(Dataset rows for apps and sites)
————————
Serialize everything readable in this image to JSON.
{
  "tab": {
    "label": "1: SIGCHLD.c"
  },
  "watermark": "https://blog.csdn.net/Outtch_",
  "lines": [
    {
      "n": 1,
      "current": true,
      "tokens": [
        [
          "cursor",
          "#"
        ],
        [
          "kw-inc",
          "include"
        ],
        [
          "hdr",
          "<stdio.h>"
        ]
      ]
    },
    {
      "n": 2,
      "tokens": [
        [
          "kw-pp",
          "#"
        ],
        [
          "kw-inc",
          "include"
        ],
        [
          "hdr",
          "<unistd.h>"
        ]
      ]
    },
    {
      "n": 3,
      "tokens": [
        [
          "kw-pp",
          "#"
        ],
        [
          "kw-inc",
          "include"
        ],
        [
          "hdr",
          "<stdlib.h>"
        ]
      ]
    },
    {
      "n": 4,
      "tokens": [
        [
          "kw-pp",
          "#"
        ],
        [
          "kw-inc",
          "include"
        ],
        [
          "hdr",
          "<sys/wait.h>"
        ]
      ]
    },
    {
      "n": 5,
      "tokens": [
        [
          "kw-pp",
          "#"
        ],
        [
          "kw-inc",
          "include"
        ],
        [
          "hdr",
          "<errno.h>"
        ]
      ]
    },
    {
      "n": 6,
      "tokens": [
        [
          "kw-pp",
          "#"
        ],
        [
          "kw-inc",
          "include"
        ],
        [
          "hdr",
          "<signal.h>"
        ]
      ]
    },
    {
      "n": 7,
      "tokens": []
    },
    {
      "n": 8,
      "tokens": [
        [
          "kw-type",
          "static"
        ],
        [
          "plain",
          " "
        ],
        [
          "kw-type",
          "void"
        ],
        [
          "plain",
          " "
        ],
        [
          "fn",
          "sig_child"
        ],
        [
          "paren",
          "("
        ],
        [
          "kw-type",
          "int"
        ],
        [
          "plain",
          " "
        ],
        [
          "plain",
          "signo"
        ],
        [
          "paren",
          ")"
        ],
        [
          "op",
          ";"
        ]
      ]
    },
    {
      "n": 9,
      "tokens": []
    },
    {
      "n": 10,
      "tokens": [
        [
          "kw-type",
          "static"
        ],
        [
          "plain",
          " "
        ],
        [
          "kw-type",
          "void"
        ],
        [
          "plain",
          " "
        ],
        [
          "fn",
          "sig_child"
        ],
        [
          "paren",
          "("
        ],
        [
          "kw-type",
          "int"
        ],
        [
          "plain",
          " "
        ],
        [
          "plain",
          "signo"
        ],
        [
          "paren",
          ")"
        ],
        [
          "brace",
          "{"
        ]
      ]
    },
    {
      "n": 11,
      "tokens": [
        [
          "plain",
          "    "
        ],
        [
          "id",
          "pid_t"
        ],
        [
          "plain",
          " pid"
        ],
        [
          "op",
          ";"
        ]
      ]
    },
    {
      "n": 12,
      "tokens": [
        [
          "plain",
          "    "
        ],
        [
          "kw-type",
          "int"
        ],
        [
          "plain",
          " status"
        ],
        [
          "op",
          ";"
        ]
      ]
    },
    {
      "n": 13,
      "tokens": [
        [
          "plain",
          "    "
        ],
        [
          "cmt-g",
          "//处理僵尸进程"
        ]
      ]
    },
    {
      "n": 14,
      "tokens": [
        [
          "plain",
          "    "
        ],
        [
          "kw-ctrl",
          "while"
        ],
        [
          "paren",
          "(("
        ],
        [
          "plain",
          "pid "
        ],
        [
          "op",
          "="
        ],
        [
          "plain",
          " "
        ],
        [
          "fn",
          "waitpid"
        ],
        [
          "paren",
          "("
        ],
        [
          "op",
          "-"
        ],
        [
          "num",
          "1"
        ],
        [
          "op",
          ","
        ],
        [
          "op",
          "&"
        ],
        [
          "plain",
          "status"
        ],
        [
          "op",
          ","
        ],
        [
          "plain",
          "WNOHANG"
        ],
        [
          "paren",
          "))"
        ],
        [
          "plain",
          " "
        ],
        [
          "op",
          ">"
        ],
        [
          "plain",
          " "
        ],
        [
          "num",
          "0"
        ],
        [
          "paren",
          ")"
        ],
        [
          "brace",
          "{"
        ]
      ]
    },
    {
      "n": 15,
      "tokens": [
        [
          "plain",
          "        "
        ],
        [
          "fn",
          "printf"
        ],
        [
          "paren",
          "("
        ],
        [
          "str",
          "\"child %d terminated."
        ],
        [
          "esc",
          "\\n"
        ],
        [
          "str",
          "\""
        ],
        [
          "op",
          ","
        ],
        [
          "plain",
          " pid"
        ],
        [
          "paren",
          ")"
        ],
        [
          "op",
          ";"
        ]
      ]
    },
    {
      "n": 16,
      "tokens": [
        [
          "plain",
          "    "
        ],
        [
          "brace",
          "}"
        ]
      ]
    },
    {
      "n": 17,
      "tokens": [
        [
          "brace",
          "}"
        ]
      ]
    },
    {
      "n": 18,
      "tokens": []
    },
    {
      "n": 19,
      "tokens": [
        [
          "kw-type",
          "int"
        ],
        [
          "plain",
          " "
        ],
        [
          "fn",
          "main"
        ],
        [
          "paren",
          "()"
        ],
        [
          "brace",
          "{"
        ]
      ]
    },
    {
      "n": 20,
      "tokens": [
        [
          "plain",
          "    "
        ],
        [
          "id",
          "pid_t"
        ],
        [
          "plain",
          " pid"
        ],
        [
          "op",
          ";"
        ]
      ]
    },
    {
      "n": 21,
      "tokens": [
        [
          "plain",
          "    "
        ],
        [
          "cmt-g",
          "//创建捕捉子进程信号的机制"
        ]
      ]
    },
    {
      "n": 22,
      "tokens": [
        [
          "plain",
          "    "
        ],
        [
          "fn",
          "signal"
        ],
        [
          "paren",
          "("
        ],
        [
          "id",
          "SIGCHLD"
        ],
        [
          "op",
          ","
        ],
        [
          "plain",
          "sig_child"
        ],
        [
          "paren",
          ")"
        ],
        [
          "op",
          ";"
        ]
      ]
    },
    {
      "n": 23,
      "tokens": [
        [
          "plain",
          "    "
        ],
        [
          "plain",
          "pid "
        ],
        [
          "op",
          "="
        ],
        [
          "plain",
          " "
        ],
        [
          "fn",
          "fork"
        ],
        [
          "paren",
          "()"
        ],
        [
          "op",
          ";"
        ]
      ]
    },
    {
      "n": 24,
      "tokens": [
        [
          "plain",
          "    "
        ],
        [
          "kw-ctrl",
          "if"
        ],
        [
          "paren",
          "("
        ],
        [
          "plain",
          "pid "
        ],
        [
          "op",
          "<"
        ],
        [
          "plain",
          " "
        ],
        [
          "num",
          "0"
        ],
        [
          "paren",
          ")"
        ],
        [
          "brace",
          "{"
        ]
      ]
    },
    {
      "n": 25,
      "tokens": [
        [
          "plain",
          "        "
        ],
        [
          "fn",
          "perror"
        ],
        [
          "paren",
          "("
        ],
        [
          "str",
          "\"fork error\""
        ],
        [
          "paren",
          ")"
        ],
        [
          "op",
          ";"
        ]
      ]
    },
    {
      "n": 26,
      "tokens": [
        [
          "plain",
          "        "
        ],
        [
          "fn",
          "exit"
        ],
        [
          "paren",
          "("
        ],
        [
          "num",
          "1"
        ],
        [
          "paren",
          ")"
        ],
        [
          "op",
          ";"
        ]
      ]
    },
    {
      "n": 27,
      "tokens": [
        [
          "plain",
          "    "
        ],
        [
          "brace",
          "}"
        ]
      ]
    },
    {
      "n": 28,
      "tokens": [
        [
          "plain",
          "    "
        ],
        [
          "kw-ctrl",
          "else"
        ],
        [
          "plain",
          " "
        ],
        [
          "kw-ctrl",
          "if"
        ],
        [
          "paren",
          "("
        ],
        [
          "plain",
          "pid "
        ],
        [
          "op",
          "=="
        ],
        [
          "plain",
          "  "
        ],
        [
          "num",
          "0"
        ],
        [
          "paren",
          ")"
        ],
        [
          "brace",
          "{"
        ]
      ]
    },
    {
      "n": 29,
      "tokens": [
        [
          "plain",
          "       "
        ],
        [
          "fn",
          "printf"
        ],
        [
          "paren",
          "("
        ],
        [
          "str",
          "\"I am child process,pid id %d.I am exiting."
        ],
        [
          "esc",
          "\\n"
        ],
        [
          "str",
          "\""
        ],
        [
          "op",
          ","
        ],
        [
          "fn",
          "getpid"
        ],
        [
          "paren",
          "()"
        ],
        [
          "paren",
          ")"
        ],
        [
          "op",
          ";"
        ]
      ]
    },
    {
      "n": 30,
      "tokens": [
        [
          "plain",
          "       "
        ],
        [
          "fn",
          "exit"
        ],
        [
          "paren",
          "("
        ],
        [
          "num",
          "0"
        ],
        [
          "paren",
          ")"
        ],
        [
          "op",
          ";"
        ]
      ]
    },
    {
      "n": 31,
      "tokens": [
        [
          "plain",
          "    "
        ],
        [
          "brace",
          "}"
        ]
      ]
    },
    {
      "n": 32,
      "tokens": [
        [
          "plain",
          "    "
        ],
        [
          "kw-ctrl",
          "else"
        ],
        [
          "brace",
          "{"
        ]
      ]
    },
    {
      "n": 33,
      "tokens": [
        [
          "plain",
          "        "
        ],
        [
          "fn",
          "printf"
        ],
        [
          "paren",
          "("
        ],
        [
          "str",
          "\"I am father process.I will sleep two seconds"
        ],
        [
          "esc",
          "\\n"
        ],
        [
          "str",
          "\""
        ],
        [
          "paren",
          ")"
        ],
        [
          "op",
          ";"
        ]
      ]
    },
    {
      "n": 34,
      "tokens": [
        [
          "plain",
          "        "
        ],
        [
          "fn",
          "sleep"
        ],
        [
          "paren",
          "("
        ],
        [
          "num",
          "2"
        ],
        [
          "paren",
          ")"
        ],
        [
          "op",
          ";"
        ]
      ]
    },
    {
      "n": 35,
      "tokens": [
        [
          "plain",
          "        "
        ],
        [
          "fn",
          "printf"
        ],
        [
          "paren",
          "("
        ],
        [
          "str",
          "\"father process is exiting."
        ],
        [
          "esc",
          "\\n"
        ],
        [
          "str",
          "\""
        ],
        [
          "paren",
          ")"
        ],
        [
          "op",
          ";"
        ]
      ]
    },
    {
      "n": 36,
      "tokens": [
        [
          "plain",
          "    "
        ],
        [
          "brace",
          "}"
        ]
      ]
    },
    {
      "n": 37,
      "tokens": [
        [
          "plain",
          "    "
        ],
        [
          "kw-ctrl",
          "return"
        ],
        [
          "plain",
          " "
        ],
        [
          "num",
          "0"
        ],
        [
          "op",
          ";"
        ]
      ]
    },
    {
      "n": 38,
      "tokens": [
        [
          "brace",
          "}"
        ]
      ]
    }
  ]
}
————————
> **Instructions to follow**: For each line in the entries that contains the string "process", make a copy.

> **Solved problem**:
          "\"I am child process,pid id %d.I am exiting."
          "\"I am father process.I will sleep two seconds"
          "\"father process is exiting."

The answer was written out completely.